“Our investigation into these incidents is now complete and we have terminated the employment of additional employees who were found to have been directly involved in disruptive activities,” the Google spokesperson said on the time.

But affected employees say they mustn’t have been fired for protesting the corporate's actions.

“We must oppose Google’s suppression of labor organizing and demand that Google be held accountable for its retaliation against employees who demand ethical use of their work,” said Zelda Montes, a former Google software engineer who was convicted for her participation within the Protest was released in an announcement.

Google employees' protests against the corporate's cloud computing cope with the Israeli government come greater than six months after the Oct. 7 attack by Hamas militants that killed about 1,200 people in Israel, and after Israel's counteroffensive in Gaza has now killed greater than 34,183 people in Gaza, based on figures from the Palestinian Ministry of Health. According to the ministry, greater than 70% of those killed in Gaza were women and kids.

The ongoing carnage amongst civilians in Gaza has deeply divided the American public, and in recent weeks there have been protests on college campuses and across the American economy against U.S. government and business support for Israel.

In the wake of the protests at Google, CEO Sundar Pichai sent out a company-wide memo asking employees to maintain “politics” out of the workplace.
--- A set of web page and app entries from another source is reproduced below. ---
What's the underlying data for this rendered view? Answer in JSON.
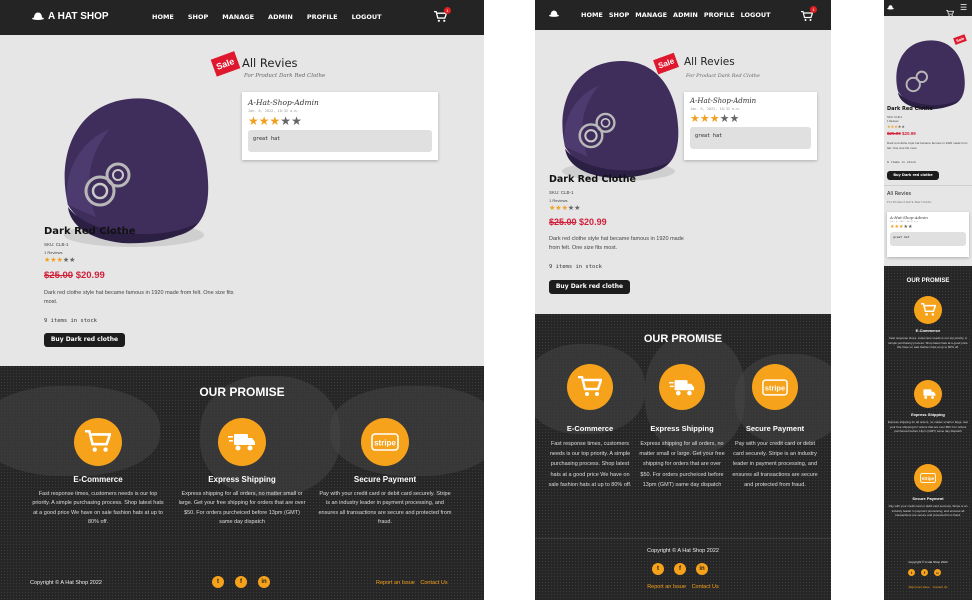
{
  "nav": {
    "brand": "A HAT SHOP",
    "links": [
      "HOME",
      "SHOP",
      "MANAGE",
      "ADMIN",
      "PROFILE",
      "LOGOUT"
    ],
    "cart_count": "1"
  },
  "product": {
    "sale_tag": "Sale",
    "name": "Dark Red Clothe",
    "sku": "SKU: CLB-1",
    "review_count": "1 Reviews",
    "rating": 3,
    "old_price": "$25.00",
    "new_price": "$20.99",
    "description": "Dark red clothe style hat became famous in 1920 made from felt. One size fits most.",
    "stock": "9 items in stock",
    "buy_label": "Buy Dark red clothe"
  },
  "reviews": {
    "title": "All Revies",
    "subtitle": "For Product Dark Red Clothe",
    "items": [
      {
        "author": "A-Hat-Shop-Admin",
        "date": "Jan. 6, 2022, 10:32 a.m.",
        "rating": 3,
        "text": "great hat"
      }
    ]
  },
  "promise": {
    "title": "OUR PROMISE",
    "features": [
      {
        "icon": "cart-icon",
        "title": "E-Commerce",
        "text": "Fast response times, customers needs is our top priority. A simple purchasing process. Shop latest hats at a good price We have on sale fashion hats at up to 80% off."
      },
      {
        "icon": "truck-icon",
        "title": "Express Shipping",
        "text": "Express shipping for all orders, no matter small or large. Get your free shipping for orders that are over $50. For orders purcheiced before 13pm (GMT) same day dispatch"
      },
      {
        "icon": "stripe-icon",
        "title": "Secure Payment",
        "text": "Pay with your credit card or debit card securely. Stripe is an industry leader in payment processing, and ensures all transactions are secure and protected from fraud."
      }
    ]
  },
  "footer": {
    "copyright": "Copyright © A Hat Shop 2022",
    "report": "Report an Issue",
    "contact": "Contact Us",
    "socials": [
      "twitter-icon",
      "facebook-icon",
      "linkedin-icon"
    ]
  },
  "colors": {
    "accent": "#f7a21b",
    "sale": "#e0182d",
    "dark": "#242424",
    "hat": "#3f2d5c"
  }
}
Pichai told employees, “This is a business, not a place where you can behave in a way that disrupts your co-workers.” Pichai further urged Google employees to not “argue about disruptive topics” within the workplace or to debate politics”.

The CNN Wire
™ & © 2024 Cable News Network, Inc., a Warner Bros. Discovery company. All rights reserved.

image credit :